··· Given data
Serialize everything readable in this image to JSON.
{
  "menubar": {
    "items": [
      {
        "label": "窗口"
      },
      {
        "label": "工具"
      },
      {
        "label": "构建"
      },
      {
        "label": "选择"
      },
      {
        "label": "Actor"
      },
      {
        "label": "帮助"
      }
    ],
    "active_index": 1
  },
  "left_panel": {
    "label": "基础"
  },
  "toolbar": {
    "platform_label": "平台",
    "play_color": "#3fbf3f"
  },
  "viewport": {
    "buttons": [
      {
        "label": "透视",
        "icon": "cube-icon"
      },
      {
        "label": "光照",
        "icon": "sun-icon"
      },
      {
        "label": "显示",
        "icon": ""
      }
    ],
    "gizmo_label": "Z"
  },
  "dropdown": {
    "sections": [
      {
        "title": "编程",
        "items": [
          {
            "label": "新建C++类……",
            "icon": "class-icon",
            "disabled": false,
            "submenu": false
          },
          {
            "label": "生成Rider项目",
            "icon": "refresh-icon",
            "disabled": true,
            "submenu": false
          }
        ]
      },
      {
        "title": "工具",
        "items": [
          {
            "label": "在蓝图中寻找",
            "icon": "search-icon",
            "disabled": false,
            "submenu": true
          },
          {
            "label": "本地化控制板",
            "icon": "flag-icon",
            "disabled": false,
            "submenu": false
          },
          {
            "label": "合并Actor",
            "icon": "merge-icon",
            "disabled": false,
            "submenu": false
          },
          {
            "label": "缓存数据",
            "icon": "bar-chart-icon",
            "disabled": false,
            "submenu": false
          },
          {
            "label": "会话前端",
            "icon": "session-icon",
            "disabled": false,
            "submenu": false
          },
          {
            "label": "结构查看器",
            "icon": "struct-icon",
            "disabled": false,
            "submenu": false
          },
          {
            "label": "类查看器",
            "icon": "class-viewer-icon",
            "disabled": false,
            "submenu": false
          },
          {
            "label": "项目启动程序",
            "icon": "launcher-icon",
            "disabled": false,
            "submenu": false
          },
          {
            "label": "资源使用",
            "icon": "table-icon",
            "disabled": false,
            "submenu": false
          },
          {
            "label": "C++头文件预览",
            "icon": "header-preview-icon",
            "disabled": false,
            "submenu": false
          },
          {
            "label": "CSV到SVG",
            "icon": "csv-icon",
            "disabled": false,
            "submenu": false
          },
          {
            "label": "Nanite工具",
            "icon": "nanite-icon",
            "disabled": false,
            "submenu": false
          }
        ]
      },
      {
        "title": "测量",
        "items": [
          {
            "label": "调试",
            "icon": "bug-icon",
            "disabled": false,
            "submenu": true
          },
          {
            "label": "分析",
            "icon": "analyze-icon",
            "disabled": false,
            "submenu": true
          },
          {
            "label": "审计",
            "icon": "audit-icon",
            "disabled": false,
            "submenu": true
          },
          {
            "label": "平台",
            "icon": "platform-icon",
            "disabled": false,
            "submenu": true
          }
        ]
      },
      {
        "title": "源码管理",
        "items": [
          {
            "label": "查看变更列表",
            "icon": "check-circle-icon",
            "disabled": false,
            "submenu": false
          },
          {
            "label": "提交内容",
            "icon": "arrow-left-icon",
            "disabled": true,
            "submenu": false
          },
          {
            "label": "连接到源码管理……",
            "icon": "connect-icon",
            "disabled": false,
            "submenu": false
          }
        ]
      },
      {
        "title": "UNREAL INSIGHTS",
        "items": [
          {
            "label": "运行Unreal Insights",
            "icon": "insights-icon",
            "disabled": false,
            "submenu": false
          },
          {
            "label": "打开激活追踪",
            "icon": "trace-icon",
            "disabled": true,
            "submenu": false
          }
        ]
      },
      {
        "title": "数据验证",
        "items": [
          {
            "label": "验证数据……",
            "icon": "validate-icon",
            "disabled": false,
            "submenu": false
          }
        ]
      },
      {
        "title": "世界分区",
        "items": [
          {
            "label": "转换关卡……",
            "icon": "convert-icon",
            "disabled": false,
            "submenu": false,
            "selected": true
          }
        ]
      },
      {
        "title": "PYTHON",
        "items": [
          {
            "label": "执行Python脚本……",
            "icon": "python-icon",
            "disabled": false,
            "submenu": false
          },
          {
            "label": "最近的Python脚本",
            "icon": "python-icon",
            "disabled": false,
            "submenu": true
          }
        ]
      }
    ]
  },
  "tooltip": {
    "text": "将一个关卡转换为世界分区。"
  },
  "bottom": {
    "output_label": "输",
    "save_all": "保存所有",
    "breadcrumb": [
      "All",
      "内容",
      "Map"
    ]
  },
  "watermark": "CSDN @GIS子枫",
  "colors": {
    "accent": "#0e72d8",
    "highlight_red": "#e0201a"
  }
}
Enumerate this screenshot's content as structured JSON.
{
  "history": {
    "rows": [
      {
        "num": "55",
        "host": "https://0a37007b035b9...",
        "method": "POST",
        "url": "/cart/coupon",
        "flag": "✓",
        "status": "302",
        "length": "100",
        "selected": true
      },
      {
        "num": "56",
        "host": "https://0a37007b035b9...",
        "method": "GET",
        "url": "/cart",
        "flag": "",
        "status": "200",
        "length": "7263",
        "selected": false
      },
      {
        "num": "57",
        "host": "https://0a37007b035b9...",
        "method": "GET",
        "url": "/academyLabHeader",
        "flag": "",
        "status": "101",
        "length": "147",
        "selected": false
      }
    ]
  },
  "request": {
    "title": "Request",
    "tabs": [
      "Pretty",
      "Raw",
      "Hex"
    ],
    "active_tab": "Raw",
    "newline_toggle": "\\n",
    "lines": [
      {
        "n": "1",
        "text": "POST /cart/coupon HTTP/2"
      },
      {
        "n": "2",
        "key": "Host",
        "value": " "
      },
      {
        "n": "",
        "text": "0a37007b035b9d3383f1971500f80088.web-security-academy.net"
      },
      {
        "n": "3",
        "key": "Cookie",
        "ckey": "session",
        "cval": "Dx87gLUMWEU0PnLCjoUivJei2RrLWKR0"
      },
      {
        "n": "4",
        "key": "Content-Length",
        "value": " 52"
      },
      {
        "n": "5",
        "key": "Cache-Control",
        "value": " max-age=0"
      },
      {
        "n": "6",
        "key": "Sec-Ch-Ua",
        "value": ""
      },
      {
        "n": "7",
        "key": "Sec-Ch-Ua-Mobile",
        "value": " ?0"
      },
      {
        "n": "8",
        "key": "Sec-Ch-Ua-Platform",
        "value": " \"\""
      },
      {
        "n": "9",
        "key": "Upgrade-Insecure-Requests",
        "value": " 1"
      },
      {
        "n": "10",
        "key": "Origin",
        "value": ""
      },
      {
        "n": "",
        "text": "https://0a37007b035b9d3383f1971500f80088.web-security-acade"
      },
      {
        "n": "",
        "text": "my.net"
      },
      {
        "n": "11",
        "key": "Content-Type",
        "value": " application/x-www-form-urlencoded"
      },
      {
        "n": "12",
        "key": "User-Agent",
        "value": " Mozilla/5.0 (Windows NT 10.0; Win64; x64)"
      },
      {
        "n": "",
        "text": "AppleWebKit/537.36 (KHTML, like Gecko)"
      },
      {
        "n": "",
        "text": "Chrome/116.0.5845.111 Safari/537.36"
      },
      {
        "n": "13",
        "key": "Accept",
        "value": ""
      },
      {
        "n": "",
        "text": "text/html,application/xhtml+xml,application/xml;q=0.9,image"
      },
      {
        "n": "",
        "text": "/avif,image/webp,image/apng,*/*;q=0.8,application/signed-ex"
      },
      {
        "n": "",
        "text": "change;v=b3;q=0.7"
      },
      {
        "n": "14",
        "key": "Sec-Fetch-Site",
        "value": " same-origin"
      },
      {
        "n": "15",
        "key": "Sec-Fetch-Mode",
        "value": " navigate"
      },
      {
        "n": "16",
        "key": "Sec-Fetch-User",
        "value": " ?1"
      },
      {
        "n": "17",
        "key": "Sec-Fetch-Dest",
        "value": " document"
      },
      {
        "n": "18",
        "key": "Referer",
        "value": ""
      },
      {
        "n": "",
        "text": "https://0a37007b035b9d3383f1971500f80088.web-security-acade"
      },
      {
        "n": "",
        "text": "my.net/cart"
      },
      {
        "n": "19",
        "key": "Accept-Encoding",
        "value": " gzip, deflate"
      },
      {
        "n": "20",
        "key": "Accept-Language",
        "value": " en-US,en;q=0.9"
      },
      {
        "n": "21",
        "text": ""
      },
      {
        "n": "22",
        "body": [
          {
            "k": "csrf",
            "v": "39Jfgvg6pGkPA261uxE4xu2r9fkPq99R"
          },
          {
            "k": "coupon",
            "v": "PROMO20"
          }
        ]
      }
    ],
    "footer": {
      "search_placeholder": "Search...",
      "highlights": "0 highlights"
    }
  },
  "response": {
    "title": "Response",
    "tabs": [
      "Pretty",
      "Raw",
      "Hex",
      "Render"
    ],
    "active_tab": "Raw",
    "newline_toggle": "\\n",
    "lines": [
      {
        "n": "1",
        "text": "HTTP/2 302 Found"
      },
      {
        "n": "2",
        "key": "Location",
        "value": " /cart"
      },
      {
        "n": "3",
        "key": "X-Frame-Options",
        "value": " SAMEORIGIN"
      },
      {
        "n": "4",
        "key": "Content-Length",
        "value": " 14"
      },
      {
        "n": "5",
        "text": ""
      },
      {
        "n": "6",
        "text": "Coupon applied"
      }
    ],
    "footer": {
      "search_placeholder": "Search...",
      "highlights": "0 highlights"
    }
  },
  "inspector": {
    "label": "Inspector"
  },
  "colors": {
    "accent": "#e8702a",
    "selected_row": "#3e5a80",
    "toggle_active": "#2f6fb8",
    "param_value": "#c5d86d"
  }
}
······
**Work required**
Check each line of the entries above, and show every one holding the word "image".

**Solution for this exercise**
Serialize everything readable in this image to JSON.
        "text": "text/html,application/xhtml+xml,application/xml;q=0.9,image"
        "text": "/avif,image/webp,image/apng,*/*;q=0.8,application/signed-ex"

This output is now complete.